A Dewsbury Great.
One of a select group of individuals born, bred or living in Dewsbury who have made their mark on their town and country. The Dewsbury Greats have featured in various exhibitions and publications since they were first researched and published in 1992.
Betty Lockwood, the Shaw Cross miners daughter who became a peer.
MINER'S daughter Betty Lockwood, champion of the oppressed and campaigner for equal rights, could never have dreamed when she was selling dresses in a Dewsbury shop that she would one day he helping formulate the laws of the land and become a deputy Lord Lieutenant for West Yorkshire.
Nor could she have imagined when she left
Eastborough School at 14 that she would become a Deputy Speaker in the House of Lords. carry the title Baroness and carve her name in history.
But Betty, who was born in Owl Lane, Shaw Cross, just a few yards from the pit where her father worked, achieved all these distinctions and many more.
The girl who continued her education at night classes at Dewsbury Technical College became a forceful campaigner for women's rights.
She became the country's first chairman of the Equal Opportunities Commission in 1975 and three years later received a life peerage
She has held a number of distinguished positions including chairman of the EEC Advisory Committee on Equal Rights, president of Birkbeck College. London University, then pro-chancellor of Bradford University, and was elected a member of the Assembly of the Council of Europe.
BORN in 1924, Betty was only Iwo years old when her father Arthur, who worked at Shaw Cross pit. was involved in the 1926 strike. He suffered victimisation afterwards and lost his job.
The young Betty's interest in politics started while she was at Eastborough Council School, where pupils were encouraged to debate current affairs "We had to take a newspaper to school and discuss some of the articles in class," Lady Lockwood recalled "I was about 13 and read the Daily Herald so I took that "
Her first job after leaving school was as a shop assistant in a small Dewsbury dress shop, aptly named Betty's.
But Betty was determined to improve her education and went to night classes at Dewsbury Technical College for shorthand and typing. Later she worked in the offices of the local electricity department.
During the war. while still in her teens, she Joined the local labour Party and later became part-time secretary of the Dewsbury Constituency Labour Party.
It was while Involved in local politics that she became fired with the desire to do something to improve the lot of women.
She was secretary of the women's section and among the many speakers who addressed meetings were women who had been involved in the fight for votes for women
"Some of these women had actually been campaigning for votes for women." Lady Lockwood recalled. "It was after listening to them that l become interested in rights for women "
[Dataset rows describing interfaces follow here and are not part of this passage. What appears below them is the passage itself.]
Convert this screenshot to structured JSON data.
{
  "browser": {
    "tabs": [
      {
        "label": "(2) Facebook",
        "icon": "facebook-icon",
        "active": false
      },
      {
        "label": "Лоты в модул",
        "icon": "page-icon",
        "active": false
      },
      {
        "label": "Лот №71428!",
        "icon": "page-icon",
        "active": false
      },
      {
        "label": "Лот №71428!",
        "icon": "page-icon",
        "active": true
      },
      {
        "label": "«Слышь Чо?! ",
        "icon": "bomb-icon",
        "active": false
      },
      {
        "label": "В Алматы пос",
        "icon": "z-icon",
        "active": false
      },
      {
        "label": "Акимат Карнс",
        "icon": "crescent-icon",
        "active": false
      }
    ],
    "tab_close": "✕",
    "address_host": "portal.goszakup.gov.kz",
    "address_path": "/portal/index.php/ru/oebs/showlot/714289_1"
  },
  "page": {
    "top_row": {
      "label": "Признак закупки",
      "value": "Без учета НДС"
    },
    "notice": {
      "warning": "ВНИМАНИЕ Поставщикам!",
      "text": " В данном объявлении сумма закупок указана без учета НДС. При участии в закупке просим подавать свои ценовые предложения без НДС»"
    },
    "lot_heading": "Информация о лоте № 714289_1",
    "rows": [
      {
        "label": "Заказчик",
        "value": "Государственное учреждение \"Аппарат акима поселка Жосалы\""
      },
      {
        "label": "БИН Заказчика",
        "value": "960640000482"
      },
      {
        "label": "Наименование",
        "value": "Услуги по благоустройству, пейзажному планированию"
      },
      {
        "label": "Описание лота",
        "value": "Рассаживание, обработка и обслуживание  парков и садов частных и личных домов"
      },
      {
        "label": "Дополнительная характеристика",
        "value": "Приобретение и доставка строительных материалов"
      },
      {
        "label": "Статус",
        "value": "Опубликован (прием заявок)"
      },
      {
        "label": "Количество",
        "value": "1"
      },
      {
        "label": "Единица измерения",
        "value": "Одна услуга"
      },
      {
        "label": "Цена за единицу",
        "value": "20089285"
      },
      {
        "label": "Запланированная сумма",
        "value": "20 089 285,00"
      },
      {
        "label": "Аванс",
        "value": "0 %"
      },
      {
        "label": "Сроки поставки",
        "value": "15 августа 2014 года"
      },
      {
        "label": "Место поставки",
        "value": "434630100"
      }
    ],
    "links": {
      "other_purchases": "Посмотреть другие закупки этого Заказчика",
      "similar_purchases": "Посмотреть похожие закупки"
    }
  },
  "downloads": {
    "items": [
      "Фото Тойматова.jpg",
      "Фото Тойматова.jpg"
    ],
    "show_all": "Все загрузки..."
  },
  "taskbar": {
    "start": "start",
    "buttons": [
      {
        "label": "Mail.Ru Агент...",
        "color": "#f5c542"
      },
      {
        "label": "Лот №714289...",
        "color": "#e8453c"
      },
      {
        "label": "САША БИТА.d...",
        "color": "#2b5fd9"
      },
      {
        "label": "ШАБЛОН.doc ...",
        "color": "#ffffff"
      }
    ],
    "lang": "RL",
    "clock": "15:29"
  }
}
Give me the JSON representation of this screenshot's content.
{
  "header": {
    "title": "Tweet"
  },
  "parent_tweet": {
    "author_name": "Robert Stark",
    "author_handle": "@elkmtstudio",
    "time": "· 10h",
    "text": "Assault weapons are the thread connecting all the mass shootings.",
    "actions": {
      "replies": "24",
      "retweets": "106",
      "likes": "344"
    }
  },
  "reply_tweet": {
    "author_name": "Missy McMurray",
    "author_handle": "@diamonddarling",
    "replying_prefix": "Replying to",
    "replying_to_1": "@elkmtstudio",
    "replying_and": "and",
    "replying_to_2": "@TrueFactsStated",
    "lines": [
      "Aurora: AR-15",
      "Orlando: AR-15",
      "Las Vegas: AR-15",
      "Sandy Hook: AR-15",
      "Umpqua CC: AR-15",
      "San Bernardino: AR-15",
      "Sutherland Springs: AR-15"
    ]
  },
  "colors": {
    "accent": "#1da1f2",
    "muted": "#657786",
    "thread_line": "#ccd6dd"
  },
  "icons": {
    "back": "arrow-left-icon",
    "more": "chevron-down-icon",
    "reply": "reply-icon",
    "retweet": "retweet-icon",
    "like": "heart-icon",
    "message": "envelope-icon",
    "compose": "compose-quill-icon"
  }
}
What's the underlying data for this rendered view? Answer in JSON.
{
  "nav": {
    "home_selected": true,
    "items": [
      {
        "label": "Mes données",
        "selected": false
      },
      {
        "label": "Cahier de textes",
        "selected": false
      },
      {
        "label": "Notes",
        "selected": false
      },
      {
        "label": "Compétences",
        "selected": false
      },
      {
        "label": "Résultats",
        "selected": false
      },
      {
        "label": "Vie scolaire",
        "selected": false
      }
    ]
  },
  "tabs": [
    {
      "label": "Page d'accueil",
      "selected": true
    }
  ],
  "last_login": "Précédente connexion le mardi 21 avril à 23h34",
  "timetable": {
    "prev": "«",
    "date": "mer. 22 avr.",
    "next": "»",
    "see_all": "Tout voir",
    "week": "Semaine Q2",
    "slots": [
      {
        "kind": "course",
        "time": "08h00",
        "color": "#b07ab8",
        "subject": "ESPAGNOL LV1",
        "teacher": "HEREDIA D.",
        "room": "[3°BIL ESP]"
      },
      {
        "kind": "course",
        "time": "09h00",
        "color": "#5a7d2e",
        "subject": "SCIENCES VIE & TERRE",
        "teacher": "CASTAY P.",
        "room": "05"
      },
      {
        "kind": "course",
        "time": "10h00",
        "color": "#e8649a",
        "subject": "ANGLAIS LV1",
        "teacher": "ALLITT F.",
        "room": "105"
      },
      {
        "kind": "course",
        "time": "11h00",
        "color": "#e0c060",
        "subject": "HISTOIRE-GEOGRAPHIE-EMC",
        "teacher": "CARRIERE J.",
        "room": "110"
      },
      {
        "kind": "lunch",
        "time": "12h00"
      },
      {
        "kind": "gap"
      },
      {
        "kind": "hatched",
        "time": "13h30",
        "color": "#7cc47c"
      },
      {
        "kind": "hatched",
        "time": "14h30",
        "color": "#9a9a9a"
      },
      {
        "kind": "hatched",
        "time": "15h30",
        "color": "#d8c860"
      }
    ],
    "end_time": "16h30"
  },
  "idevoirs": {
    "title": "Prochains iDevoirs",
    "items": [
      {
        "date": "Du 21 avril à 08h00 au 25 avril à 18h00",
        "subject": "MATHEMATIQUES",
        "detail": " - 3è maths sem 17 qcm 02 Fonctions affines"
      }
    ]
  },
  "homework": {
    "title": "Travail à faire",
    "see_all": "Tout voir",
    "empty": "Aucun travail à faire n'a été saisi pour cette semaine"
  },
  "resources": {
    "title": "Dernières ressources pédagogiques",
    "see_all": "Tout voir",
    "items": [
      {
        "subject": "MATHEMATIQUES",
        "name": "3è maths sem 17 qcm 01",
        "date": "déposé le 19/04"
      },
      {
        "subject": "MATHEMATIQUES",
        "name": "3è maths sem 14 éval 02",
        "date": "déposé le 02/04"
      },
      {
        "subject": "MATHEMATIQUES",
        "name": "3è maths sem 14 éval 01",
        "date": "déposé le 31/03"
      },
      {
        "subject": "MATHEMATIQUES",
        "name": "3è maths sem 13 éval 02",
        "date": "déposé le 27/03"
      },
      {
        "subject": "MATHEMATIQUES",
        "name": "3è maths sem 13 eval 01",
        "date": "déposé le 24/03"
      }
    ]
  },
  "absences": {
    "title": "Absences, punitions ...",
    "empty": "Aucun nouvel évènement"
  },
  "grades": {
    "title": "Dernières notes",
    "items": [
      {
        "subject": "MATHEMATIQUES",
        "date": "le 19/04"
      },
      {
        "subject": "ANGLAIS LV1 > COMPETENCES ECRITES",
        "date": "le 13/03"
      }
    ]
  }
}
The young Betty soon started spreading her wings and eventually left Dewsbury to continue her education at Ruskin College. Oxford, then later became assistant agent to the Labour Party in Reading and full-time agent in Gillingham.
She has held numerous appointments and distinguished positions, including Yorkshire regional women's officer of the Labour Party, a position she held for 15 years, and chief women’s officer and assistant national agent for the Labour Party from 1967 to 1975. Leaving party politics aside, in 1975 she was appointed founder chairman of the Equal Opportunities Commission
Lady Lockwood, who was one of three children, later lived in Addlngham until her death on 29 April 2019 - but always had a deep affection for Dewsbury.
"Wherever you live in the world you always remember your hometown." she said.
"I remember mine with great affection and visit it regularly "